Data excerpts:
——————————

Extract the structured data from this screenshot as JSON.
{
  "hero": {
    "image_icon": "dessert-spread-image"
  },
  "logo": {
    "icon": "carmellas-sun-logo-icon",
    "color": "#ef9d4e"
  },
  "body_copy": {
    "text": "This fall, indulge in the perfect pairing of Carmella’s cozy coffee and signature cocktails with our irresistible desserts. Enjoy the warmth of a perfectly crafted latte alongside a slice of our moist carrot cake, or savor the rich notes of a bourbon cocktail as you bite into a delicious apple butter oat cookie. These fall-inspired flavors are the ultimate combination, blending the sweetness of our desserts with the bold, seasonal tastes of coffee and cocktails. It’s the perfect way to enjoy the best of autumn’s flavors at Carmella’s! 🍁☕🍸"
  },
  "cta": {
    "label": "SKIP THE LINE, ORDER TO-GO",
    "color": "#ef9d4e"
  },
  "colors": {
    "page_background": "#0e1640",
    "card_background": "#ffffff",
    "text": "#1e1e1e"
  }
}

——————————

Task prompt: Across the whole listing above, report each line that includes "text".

Result for this task:
    "text": "This fall, indulge in the perfect pairing of Carmella’s cozy coffee and signature cocktails with our irresistible desserts. Enjoy the warmth of a perfectly crafted latte alongside a slice of our moist carrot cake, or savor the rich notes of a bourbon cocktail as you bite into a delicious apple butter oat cookie. These fall-inspired flavors are the ultimate combination, blending the sweetness of our desserts with the bold, seasonal tastes of coffee and cocktails. It’s the perfect way to enjoy the best of autumn’s flavors at Carmella’s! 🍁☕🍸"
    "text": "#1e1e1e"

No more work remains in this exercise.